Project dates: 
August 2011

The parish church of the Holy and Undivided Trinity in Stratford-upon-Avon is famous for being the burial place of the playwright William Shakespeare. It was here that he was baptised, and it is likely he worshipped here as a boy and young man. Shakespeare returned to Stratford-upon-Avon later in life and became a patron of the church, in whose chancel he was eventually buried in 1616.

For centuries people have come from around the world to visit Shakespeare's grave, and current visitor numbers total over 200,000 per year. But the focus upon this famous connection sometimes overshadows what is a hugely interesting church, one that has a deeper history and remains a vibrant place of worship and encounter with God.

Christianity and Culture worked with Holy Trinity to develop a digital tool to engage visitors and link the story of Shakespeare with that of the church itself. By exploring the visual and spiritual elements present in the church today, it is possible to weave a more coherent story - helping visitors learn more, not just about Shakespeare, but about medieval life, architecture and spirituality. These important concepts influenced each other greatly, and through a coherent interactive resource we can also see where and why these notions were portrayed in Shakespeare's writings (for example, both Hamlet and Romeo and Juliet contain references to the practice of dis-interring bones into a 'charnel house' - something Shakespeare evidently abhorred). The church was also keen to encourage visitors to explore and understand something of the history and life of the church in the four hundred years since Shakespeare's death and to offer an opportunity for personal spiritual reflection via a suggested Pilgrimage trail.

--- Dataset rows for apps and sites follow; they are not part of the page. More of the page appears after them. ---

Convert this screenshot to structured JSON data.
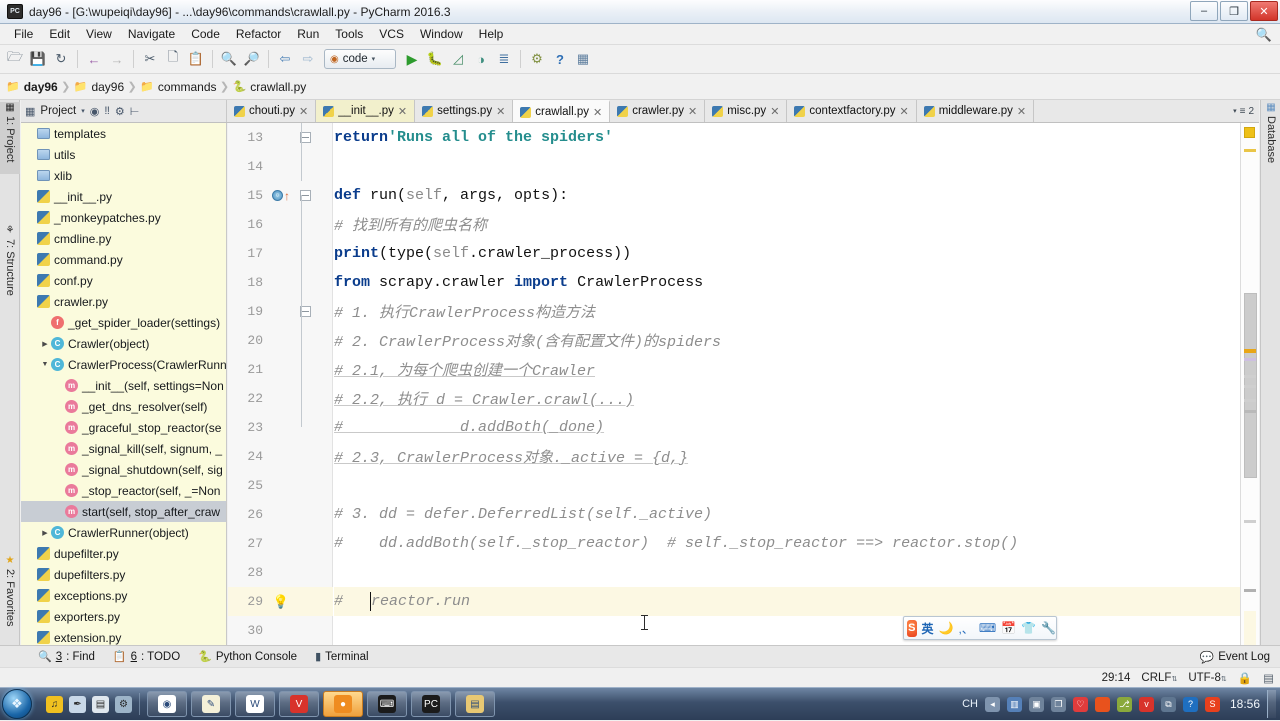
{
  "window": {
    "title": "day96 - [G:\\wupeiqi\\day96] - ...\\day96\\commands\\crawlall.py - PyCharm 2016.3",
    "app_icon": "pycharm-icon",
    "minimize": "–",
    "maximize": "❐",
    "close": "✕"
  },
  "menubar": {
    "items": [
      "File",
      "Edit",
      "View",
      "Navigate",
      "Code",
      "Refactor",
      "Run",
      "Tools",
      "VCS",
      "Window",
      "Help"
    ],
    "search_icon": "search-icon"
  },
  "toolbar": {
    "icons": [
      "open-folder-icon",
      "save-all-icon",
      "sync-icon",
      "undo-icon",
      "redo-icon",
      "cut-icon",
      "copy-icon",
      "paste-icon",
      "find-icon",
      "replace-icon",
      "back-icon",
      "forward-icon"
    ],
    "run_config": {
      "label": "code",
      "icon": "run-config-icon",
      "chevron": "▾"
    },
    "run_icons": [
      "run-icon",
      "debug-icon",
      "coverage-icon",
      "profile-icon",
      "attach-icon"
    ],
    "right_icons": [
      "settings-icon",
      "help-icon",
      "database-icon"
    ]
  },
  "breadcrumb": {
    "items": [
      {
        "label": "day96",
        "icon": "folder-icon",
        "bold": true
      },
      {
        "label": "day96",
        "icon": "folder-icon",
        "bold": false
      },
      {
        "label": "commands",
        "icon": "folder-icon",
        "bold": false
      },
      {
        "label": "crawlall.py",
        "icon": "python-file-icon",
        "bold": false
      }
    ],
    "separator": "❯"
  },
  "left_strip": {
    "tabs": [
      {
        "label": "1: Project",
        "icon": "project-icon",
        "selected": true
      },
      {
        "label": "7: Structure",
        "icon": "structure-icon",
        "selected": false
      },
      {
        "label": "2: Favorites",
        "icon": "star-icon",
        "selected": false
      }
    ]
  },
  "right_strip": {
    "tabs": [
      {
        "label": "Database",
        "icon": "database-icon"
      }
    ]
  },
  "project_pane": {
    "title": "Project",
    "header_icons": [
      "project-view-icon",
      "chevron-down-icon",
      "target-icon",
      "collapse-icon",
      "settings-icon",
      "hide-icon"
    ],
    "tree": [
      {
        "label": "templates",
        "indent": 0,
        "icon": "folder",
        "twisty": ""
      },
      {
        "label": "utils",
        "indent": 0,
        "icon": "folder",
        "twisty": ""
      },
      {
        "label": "xlib",
        "indent": 0,
        "icon": "folder",
        "twisty": ""
      },
      {
        "label": "__init__.py",
        "indent": 0,
        "icon": "python",
        "twisty": ""
      },
      {
        "label": "_monkeypatches.py",
        "indent": 0,
        "icon": "python",
        "twisty": ""
      },
      {
        "label": "cmdline.py",
        "indent": 0,
        "icon": "python",
        "twisty": ""
      },
      {
        "label": "command.py",
        "indent": 0,
        "icon": "python",
        "twisty": ""
      },
      {
        "label": "conf.py",
        "indent": 0,
        "icon": "python",
        "twisty": ""
      },
      {
        "label": "crawler.py",
        "indent": 0,
        "icon": "python",
        "twisty": ""
      },
      {
        "label": "_get_spider_loader(settings)",
        "indent": 1,
        "icon": "function",
        "twisty": ""
      },
      {
        "label": "Crawler(object)",
        "indent": 1,
        "icon": "class",
        "twisty": "▶"
      },
      {
        "label": "CrawlerProcess(CrawlerRunn",
        "indent": 1,
        "icon": "class",
        "twisty": "▼"
      },
      {
        "label": "__init__(self, settings=Non",
        "indent": 2,
        "icon": "method",
        "twisty": ""
      },
      {
        "label": "_get_dns_resolver(self)",
        "indent": 2,
        "icon": "method",
        "twisty": ""
      },
      {
        "label": "_graceful_stop_reactor(se",
        "indent": 2,
        "icon": "method",
        "twisty": ""
      },
      {
        "label": "_signal_kill(self, signum, _",
        "indent": 2,
        "icon": "method",
        "twisty": ""
      },
      {
        "label": "_signal_shutdown(self, sig",
        "indent": 2,
        "icon": "method",
        "twisty": ""
      },
      {
        "label": "_stop_reactor(self, _=Non",
        "indent": 2,
        "icon": "method",
        "twisty": ""
      },
      {
        "label": "start(self, stop_after_craw",
        "indent": 2,
        "icon": "method",
        "twisty": "",
        "selected": true
      },
      {
        "label": "CrawlerRunner(object)",
        "indent": 1,
        "icon": "class",
        "twisty": "▶"
      },
      {
        "label": "dupefilter.py",
        "indent": 0,
        "icon": "python",
        "twisty": ""
      },
      {
        "label": "dupefilters.py",
        "indent": 0,
        "icon": "python",
        "twisty": ""
      },
      {
        "label": "exceptions.py",
        "indent": 0,
        "icon": "python",
        "twisty": ""
      },
      {
        "label": "exporters.py",
        "indent": 0,
        "icon": "python",
        "twisty": ""
      },
      {
        "label": "extension.py",
        "indent": 0,
        "icon": "python",
        "twisty": ""
      }
    ]
  },
  "editor_tabs": {
    "tabs": [
      {
        "label": "chouti.py",
        "state": "normal",
        "close": "✕"
      },
      {
        "label": "__init__.py",
        "state": "modified",
        "close": "✕"
      },
      {
        "label": "settings.py",
        "state": "normal",
        "close": "✕"
      },
      {
        "label": "crawlall.py",
        "state": "selected",
        "close": "✕"
      },
      {
        "label": "crawler.py",
        "state": "normal",
        "close": "✕"
      },
      {
        "label": "misc.py",
        "state": "normal",
        "close": "✕"
      },
      {
        "label": "contextfactory.py",
        "state": "normal",
        "close": "✕"
      },
      {
        "label": "middleware.py",
        "state": "normal",
        "close": "✕"
      }
    ],
    "overflow_count": "2",
    "overflow_icon": "tab-list-icon"
  },
  "editor": {
    "first_line": 13,
    "highlighted_line": 29,
    "caret_line": 29,
    "lines": [
      {
        "n": 13,
        "fold": "end",
        "marker": "",
        "text": "        return 'Runs all of the spiders'"
      },
      {
        "n": 14,
        "fold": "",
        "marker": "",
        "text": ""
      },
      {
        "n": 15,
        "fold": "start",
        "marker": "breakpoint-override",
        "text": "    def run(self, args, opts):"
      },
      {
        "n": 16,
        "fold": "",
        "marker": "",
        "text": "        # 找到所有的爬虫名称"
      },
      {
        "n": 17,
        "fold": "",
        "marker": "",
        "text": "        print(type(self.crawler_process))"
      },
      {
        "n": 18,
        "fold": "",
        "marker": "",
        "text": "        from scrapy.crawler import CrawlerProcess"
      },
      {
        "n": 19,
        "fold": "start",
        "marker": "",
        "text": "        # 1. 执行CrawlerProcess构造方法"
      },
      {
        "n": 20,
        "fold": "",
        "marker": "",
        "text": "        # 2. CrawlerProcess对象(含有配置文件)的spiders"
      },
      {
        "n": 21,
        "fold": "",
        "marker": "",
        "text": "            # 2.1, 为每个爬虫创建一个Crawler"
      },
      {
        "n": 22,
        "fold": "",
        "marker": "",
        "text": "            # 2.2, 执行 d = Crawler.crawl(...)"
      },
      {
        "n": 23,
        "fold": "",
        "marker": "",
        "text": "            #             d.addBoth(_done)"
      },
      {
        "n": 24,
        "fold": "",
        "marker": "",
        "text": "            # 2.3, CrawlerProcess对象._active = {d,}"
      },
      {
        "n": 25,
        "fold": "",
        "marker": "",
        "text": ""
      },
      {
        "n": 26,
        "fold": "",
        "marker": "",
        "text": "        # 3. dd = defer.DeferredList(self._active)"
      },
      {
        "n": 27,
        "fold": "",
        "marker": "",
        "text": "        #    dd.addBoth(self._stop_reactor)  # self._stop_reactor ==> reactor.stop()"
      },
      {
        "n": 28,
        "fold": "",
        "marker": "",
        "text": ""
      },
      {
        "n": 29,
        "fold": "",
        "marker": "bulb",
        "text": "        #   reactor.run"
      },
      {
        "n": 30,
        "fold": "",
        "marker": "",
        "text": ""
      }
    ]
  },
  "ime": {
    "logo": "S",
    "mode_label": "英",
    "icons": [
      "moon-icon",
      "comma-icon",
      "keyboard-icon",
      "calendar-icon",
      "skin-icon",
      "tools-icon"
    ]
  },
  "bottom_bar": {
    "items": [
      {
        "num": "3",
        "label": ": Find",
        "icon": "find-icon"
      },
      {
        "num": "6",
        "label": ": TODO",
        "icon": "todo-icon"
      },
      {
        "num": "",
        "label": "Python Console",
        "icon": "python-console-icon"
      },
      {
        "num": "",
        "label": "Terminal",
        "icon": "terminal-icon"
      }
    ],
    "event_log": {
      "label": "Event Log",
      "icon": "event-log-icon"
    }
  },
  "status_bar": {
    "caret_position": "29:14",
    "line_separator": "CRLF",
    "encoding": "UTF-8",
    "lock_icon": "lock-icon",
    "inspection_icon": "inspection-icon",
    "sep_arrow": "⇅"
  },
  "taskbar": {
    "start_icon": "windows-start-icon",
    "quick_launch": [
      {
        "name": "media-player-icon",
        "color": "#f0c020",
        "glyph": "♫"
      },
      {
        "name": "paint-icon",
        "color": "#c8d8e8",
        "glyph": "✒"
      },
      {
        "name": "save-icon",
        "color": "#dfe7ee",
        "glyph": "▤"
      },
      {
        "name": "tool-icon",
        "color": "#9db4c8",
        "glyph": "⚙"
      }
    ],
    "tasks": [
      {
        "name": "chrome-icon",
        "color": "#ffffff",
        "glyph": "◉",
        "active": false
      },
      {
        "name": "notepad-icon",
        "color": "#f4f0d8",
        "glyph": "✎",
        "active": false
      },
      {
        "name": "word-icon",
        "color": "#ffffff",
        "glyph": "W",
        "active": false
      },
      {
        "name": "vivaldi-icon",
        "color": "#d8332b",
        "glyph": "V",
        "active": false
      },
      {
        "name": "navicat-icon",
        "color": "#ef8c20",
        "glyph": "●",
        "active": true
      },
      {
        "name": "cmd-icon",
        "color": "#1b1b1b",
        "glyph": "⌨",
        "active": false
      },
      {
        "name": "pycharm-icon",
        "color": "#1b1b1b",
        "glyph": "PC",
        "active": false
      },
      {
        "name": "explorer-icon",
        "color": "#e8c873",
        "glyph": "▤",
        "active": false
      }
    ],
    "tray": {
      "lang": "CH",
      "icons": [
        {
          "name": "sogou-icon",
          "color": "#e8401d",
          "glyph": "S"
        },
        {
          "name": "help-icon",
          "color": "#1f6fc0",
          "glyph": "?"
        },
        {
          "name": "overflow-icon",
          "color": "#5f7690",
          "glyph": "⧉"
        },
        {
          "name": "vivaldi-tray-icon",
          "color": "#d8332b",
          "glyph": "v"
        },
        {
          "name": "tools-tray-icon",
          "color": "#8aa93c",
          "glyph": "⎇"
        },
        {
          "name": "dot-tray-icon",
          "color": "#e8521d",
          "glyph": ""
        },
        {
          "name": "shield-tray-icon",
          "color": "#e03c3c",
          "glyph": "♡"
        },
        {
          "name": "copy-tray-icon",
          "color": "#6f839b",
          "glyph": "❐"
        },
        {
          "name": "network-icon",
          "color": "#6f839b",
          "glyph": "▣"
        },
        {
          "name": "monitor-icon",
          "color": "#5580b8",
          "glyph": "▥"
        },
        {
          "name": "volume-icon",
          "color": "#7f94ae",
          "glyph": "◂"
        }
      ],
      "clock": "18:56"
    }
  }
}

Project Brief

The proposed tool needed to be:

  1. engaging, providing visitors with an interactive way to explore their surroundings;
  2. easily-accessed, enabling a number of people to use the resource at any one time;
  3. extensible, allowing updated versions to be produced without significant additional cost;
  4. low-maintenance, minimising the presence of hard-copy literature and on-site equipment;
  5. cost-effective, ensuring a useful product could be made available to the maximum audience for a reasonable one-off cost.

While on-site displays/touchscreens, take-away CD-ROMs and web resources all offered elements of the above requirements, it was felt that a mobile phone application would best suit the circumstances.

The resulting app, Holy Trinity: Shakespeare's Church, is a guide to over 1200 years of history, literature and devotion in the parish church. Both Apple iPhone and Google Android are supported platforms. Features include:

  • Interactive panoramas of the church interior, with touch-able 'hotspots' containing further information.
  • 3D model of the church that moves through nine centuries of growth as you move the model on the screen.
  • Three guided 'trails' through the church focusing on Shakespeare's church, pilgrimage and hidden treasures.

Further Information